A customer with a problem or a complaint should never be met with a pat answer, a resounding silence, or worse yet, an attitude from someone at your company. On the contrary, an irate customer is an incredible opportunity.

If you are able to convert his anger to satisfaction, you have the chance to win real customer loyalty instead. Every employee who comes into contact with your customers should be taught this and be able to do the following:

1. Treat the problem as her own. A customer who contacts your company with a problem wants to be understood, not placated. Repeating the problem back to him as some companies instruct their employees to do is not only patronizing, it indicates that the client is being seen as a "type of issue," rather than an individual experiencing a personal problem.

What's more, interrupting the customer's complaint before he finishes is condescending and presumptuous, because it blocks the incredibly important moment of connection with the customer. A customer in distress wants to know that his pain is felt completely, as much by the company he believes is causing it as by him--regardless of whose fault the problem is.

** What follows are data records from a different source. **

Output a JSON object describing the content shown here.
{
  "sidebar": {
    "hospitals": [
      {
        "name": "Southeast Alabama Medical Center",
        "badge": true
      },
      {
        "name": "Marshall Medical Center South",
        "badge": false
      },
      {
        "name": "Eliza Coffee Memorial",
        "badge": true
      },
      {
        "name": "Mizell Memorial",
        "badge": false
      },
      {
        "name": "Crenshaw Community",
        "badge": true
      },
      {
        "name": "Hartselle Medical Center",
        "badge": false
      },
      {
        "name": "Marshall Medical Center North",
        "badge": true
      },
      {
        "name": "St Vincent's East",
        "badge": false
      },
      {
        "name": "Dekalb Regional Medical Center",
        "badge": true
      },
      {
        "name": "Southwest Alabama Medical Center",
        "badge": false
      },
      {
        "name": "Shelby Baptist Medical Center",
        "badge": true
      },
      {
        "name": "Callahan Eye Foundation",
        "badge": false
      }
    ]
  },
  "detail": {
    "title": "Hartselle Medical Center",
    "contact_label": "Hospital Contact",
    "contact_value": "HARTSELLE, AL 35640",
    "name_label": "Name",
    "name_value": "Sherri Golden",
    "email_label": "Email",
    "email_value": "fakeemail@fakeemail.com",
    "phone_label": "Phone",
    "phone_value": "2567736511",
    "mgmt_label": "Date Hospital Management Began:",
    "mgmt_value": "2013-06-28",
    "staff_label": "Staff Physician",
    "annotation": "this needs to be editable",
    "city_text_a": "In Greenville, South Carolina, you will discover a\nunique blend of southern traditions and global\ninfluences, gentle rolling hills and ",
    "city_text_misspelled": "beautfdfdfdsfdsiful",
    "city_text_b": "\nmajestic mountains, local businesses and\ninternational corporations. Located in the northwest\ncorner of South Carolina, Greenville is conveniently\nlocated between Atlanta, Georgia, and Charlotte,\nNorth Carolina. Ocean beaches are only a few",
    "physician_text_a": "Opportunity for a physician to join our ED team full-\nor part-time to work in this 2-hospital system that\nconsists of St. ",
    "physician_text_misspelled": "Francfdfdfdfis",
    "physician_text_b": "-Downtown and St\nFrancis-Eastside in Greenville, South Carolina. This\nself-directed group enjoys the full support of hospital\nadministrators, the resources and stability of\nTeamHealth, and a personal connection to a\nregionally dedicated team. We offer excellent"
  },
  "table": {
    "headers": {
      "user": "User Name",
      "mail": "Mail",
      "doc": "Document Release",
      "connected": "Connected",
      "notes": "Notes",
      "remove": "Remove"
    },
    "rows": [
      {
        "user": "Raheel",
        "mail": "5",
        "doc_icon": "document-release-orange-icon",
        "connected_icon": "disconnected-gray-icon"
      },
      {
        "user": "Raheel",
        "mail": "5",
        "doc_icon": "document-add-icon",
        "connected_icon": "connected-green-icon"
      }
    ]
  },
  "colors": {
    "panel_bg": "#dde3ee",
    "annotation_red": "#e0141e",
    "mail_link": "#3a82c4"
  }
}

In other words, this is a crappy moment being had by all. Empathy is everything.

2. Hear the back-story, not the badmouthing. If the customer feels his problem is being dismissed or that your company is not going to help resolve it, he can go from calm to outraged in a heartbeat. When this happens, the key is not only to hear what the customer is explaining, but also the back-story he has created in his mind.

For example, a customer who calls because he has received the wrong item in his order is likely less upset by the wrong item than by the possibility that he will not be able to return or exchange it. His fear, which may remain unspoken, quickly snowballs in his mind, and he thinks any or all of the following:

  • If I cannot return/exchange this, I have lost money.
  • If I lose money, I have been cheated.
  • If I am cheated, my business will not be able to operate as I had intended.

If the person listening to the complaint can hear this silent conversation and neutralize it quickly, the customer can be reassured and the problem can be solved through a painless and efficient conversation. That conversation happens when your company representative speaks with authority and calms the back-story so the real problem can be addressed.

3. Focus on the solution rather than the drama. The first and only thing out of your employee’s mouth should be "OK. Let's see what kind of options we have so we can get this resolved for you." Customers like to know there is not only one solution, but many. They also want to know they have a choice in the matter--and rightfully so--they have chosen to spend their money with your company, so they are entitled to feel their needs should be met in a way they can agree with.

By ignoring rhetoric and focusing on fixing the problem, your employee can diffuse the situation and turn everyone’s attention towards rapid resolution. The faster resolution is reached, the better the customer feels about your company, and the more willing he is to think positively about the final outcome of his interaction, despite the fact that it went awry at one point.

This kind of customer care (or the lack thereof) directly affects a company's bottom line. Companies, just like the human beings that compose them, are rarely perfect. Mistakes happen, and they can be forgotten only when they are made right.